▶ Excerpts from an interface dataset:

↓

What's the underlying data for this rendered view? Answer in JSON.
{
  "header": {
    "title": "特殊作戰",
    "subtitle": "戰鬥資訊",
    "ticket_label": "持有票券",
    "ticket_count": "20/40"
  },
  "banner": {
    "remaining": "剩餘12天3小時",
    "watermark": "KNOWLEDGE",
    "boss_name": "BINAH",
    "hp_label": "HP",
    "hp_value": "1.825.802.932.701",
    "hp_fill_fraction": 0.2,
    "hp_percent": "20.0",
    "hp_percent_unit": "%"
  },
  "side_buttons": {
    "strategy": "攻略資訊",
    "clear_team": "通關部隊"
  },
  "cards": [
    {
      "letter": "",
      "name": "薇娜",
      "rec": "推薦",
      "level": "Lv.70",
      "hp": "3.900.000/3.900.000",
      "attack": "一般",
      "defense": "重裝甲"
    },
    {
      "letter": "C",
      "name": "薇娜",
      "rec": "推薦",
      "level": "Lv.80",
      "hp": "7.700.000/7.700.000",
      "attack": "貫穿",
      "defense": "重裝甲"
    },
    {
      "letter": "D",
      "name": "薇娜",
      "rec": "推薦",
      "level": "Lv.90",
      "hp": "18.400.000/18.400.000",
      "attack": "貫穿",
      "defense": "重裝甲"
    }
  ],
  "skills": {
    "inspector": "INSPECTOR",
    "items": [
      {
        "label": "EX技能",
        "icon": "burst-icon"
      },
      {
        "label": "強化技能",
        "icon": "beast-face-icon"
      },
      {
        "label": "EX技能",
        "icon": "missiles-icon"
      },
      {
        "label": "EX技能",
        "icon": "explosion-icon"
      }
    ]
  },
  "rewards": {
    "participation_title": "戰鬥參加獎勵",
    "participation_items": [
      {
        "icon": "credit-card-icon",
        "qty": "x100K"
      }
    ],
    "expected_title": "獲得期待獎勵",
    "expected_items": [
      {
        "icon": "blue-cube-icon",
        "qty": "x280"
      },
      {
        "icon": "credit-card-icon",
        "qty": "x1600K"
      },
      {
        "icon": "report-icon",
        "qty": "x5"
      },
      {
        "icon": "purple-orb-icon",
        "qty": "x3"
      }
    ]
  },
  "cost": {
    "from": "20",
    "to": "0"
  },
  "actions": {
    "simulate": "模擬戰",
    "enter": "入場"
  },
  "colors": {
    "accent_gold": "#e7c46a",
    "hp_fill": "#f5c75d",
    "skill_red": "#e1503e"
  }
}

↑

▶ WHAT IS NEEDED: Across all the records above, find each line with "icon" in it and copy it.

▶ RESPONSE AREA:
        "icon": "burst-icon"
        "icon": "beast-face-icon"
        "icon": "missiles-icon"
        "icon": "explosion-icon"
        "icon": "credit-card-icon",
        "icon": "blue-cube-icon",
        "icon": "credit-card-icon",
        "icon": "report-icon",
        "icon": "purple-orb-icon",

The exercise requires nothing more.